Select from the data all lines with the word "VARA".

--- Data supplied ---

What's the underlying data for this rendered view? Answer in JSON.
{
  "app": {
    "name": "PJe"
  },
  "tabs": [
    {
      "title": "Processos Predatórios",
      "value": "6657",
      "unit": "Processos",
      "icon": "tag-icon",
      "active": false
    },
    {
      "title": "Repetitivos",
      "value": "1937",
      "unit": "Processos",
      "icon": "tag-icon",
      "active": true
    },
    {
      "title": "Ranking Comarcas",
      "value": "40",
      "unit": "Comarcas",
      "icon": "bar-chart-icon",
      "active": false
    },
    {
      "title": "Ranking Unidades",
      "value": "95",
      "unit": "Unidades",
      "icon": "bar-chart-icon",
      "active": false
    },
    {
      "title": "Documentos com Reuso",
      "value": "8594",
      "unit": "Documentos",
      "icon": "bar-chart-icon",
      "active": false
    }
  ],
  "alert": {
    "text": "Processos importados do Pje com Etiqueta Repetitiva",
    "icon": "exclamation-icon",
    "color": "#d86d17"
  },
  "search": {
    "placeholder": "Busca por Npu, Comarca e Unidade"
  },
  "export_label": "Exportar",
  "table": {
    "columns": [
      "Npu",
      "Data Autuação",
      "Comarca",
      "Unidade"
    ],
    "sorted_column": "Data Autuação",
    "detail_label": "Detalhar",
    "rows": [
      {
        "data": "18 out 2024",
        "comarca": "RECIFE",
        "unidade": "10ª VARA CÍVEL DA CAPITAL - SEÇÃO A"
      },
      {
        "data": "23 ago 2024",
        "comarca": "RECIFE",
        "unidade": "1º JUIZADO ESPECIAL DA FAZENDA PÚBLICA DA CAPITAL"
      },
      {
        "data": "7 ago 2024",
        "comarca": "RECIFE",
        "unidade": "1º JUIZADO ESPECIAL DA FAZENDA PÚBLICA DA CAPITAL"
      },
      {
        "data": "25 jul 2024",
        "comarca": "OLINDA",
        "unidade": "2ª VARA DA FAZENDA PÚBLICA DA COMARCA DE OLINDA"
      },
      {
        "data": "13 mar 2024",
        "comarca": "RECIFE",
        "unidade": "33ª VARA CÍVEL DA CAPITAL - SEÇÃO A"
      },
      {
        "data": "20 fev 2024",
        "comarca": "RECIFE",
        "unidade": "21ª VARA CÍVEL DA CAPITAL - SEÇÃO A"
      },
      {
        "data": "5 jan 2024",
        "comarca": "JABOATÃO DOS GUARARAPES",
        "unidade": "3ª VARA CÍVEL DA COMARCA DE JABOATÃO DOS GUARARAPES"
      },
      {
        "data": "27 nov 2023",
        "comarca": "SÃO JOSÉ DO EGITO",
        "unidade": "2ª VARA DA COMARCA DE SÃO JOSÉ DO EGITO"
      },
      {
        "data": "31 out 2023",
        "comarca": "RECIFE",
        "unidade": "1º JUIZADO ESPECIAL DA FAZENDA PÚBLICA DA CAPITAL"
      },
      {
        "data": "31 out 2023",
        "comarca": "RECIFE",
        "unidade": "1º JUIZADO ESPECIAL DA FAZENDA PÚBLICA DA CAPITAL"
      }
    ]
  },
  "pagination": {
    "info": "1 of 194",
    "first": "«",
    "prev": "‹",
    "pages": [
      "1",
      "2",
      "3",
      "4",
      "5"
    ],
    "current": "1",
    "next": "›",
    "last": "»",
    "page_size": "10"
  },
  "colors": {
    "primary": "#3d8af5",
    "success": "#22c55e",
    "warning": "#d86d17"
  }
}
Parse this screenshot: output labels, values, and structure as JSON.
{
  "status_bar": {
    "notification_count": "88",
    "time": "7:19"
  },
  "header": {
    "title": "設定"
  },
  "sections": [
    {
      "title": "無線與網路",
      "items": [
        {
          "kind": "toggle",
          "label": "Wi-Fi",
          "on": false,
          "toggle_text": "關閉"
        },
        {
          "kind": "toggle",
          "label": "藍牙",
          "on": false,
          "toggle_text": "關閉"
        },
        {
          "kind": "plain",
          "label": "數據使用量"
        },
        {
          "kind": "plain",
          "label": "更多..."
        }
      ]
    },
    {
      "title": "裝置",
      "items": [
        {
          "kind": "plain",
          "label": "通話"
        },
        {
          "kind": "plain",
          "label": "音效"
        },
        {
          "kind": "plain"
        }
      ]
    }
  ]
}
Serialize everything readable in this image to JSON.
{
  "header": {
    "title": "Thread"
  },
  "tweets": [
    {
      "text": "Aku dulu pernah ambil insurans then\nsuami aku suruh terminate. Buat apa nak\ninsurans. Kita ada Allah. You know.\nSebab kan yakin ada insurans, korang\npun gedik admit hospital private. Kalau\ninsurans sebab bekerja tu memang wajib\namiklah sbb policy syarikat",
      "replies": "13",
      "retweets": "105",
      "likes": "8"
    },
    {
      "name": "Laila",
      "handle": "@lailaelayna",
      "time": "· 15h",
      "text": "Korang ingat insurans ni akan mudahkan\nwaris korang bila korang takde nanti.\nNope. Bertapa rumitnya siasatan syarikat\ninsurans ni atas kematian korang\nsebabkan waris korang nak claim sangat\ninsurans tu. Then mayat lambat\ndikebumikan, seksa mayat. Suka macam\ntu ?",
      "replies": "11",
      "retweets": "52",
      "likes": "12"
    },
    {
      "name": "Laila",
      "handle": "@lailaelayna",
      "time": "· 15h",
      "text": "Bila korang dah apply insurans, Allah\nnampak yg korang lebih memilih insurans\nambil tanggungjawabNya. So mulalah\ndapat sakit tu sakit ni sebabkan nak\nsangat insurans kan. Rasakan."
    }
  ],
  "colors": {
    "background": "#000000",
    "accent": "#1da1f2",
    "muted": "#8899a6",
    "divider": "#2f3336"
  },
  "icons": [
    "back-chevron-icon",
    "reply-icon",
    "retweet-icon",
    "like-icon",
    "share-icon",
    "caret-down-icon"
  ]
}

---

Answer:
        "unidade": "10ª VARA CÍVEL DA CAPITAL - SEÇÃO A"
        "unidade": "2ª VARA DA FAZENDA PÚBLICA DA COMARCA DE OLINDA"
        "unidade": "33ª VARA CÍVEL DA CAPITAL - SEÇÃO A"
        "unidade": "21ª VARA CÍVEL DA CAPITAL - SEÇÃO A"
        "unidade": "3ª VARA CÍVEL DA COMARCA DE JABOATÃO DOS GUARARAPES"
        "unidade": "2ª VARA DA COMARCA DE SÃO JOSÉ DO EGITO"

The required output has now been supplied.